Over time, we noticed a significant shift in Kishor and his family’s perspective on life. They also began to adopt a positive outlook in life as Kishor began showing signs of improvement. The holistic care provided by our team also helped Kishor regain his liveliness. Due to the privilege of being a nurse, we were able to closely monitor Kishor’s condition, administer medications, and perform the necessary medical procedures with love and compassion, which we believe to have also played a crucial role in ensuring Kishor’s comfort. As a part of providing care for Kishor, we were also proactive in educating both Kishor and his family about Kishor’s condition, the available treatment options, and support services, in a language and pace they understood. Fortunately, we also had access to resources which allowed us to provide invaluable guidance and support to Kishor and his family throughout the entire process, all of which resulted in significantly improving Kishor’s physical and emotional well-being.

Kishor was soon well enough to be discharged. Kishor still maintains contact with our team. He has made a remarkable recovery and is able to now walk, ride a bicycle, and has also returned to his job.

This experience made us realize that end-of-life care should not be viewed as someone’s last days, but as an opportunity for a new life. It is essential to not give up and treat our patients with the utmost love and care, regardless of the outcome.

This story for us, is a testament that palliative care is not just about medical treatment but also about providing compassion, empathy, and support to patients and their families. We believe in the power of holistic care that addresses physical, emotional, and spiritual needs. Our belief encapsulates the idea that we can make a difference in someone’s life every day, even if it is not in the form of saving their life.

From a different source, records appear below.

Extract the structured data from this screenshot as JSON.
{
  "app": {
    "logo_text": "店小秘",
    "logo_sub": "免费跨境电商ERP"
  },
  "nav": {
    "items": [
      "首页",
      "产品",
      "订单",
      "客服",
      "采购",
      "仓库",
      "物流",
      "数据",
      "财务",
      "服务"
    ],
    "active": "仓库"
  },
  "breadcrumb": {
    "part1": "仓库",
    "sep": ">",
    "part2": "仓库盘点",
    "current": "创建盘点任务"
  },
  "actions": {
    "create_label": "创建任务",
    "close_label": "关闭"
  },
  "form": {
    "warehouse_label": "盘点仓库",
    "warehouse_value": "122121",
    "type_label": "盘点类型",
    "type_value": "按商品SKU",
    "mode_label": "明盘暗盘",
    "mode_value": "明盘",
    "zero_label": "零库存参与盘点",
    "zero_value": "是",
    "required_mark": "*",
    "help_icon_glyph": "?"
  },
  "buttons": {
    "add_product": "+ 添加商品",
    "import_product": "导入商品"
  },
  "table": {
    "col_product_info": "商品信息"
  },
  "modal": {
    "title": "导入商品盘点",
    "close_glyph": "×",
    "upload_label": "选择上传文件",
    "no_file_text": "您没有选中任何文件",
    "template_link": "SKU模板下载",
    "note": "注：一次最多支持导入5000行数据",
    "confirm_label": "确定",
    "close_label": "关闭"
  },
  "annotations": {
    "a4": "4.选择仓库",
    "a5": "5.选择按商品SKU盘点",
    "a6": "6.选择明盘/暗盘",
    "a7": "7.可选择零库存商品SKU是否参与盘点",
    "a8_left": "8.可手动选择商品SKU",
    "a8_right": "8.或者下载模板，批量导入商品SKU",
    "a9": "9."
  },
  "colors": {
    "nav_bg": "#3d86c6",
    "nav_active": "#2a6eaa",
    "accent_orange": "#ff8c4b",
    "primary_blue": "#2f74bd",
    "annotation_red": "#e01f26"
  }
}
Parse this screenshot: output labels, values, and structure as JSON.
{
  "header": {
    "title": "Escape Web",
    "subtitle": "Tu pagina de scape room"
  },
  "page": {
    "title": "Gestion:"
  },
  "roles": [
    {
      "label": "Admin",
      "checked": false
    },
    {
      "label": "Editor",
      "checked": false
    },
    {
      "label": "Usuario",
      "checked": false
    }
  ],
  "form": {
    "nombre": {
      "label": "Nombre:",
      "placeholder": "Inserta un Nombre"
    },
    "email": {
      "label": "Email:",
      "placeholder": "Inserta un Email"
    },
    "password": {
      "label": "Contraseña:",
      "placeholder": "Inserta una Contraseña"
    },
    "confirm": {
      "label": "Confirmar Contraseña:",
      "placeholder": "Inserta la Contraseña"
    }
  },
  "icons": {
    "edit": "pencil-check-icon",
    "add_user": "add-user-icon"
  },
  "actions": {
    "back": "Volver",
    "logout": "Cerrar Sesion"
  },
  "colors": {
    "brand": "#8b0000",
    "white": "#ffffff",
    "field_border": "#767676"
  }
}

We feel truly grateful for the opportunity to be able to work in the field of palliative care and witness the profound impact it has on the lives of patients and their loved ones. It has not only transformed our professional careers but has also touched our hearts deeply. We are committed to continuing our journey in palliative care, bringing comfort, dignity, and hope to those in need.

Together, we can create a compassionate and supportive healthcare system that truly values the well-being of every individual.

About the Authors:

Ms Deepali Rajesh Kumar is a mother to a high school son. She maintains a disciplined life that includes practicing meditation and finding solace in reading novels during her leisure time. She is also a great listener and loves music.

Ms Maya Nair is a mother to an artistic daughter. She possesses a keen interest in fashion designing, gardening, and cooking. Her creative nature allows her to readily take on challenges effectively.

Leave a comment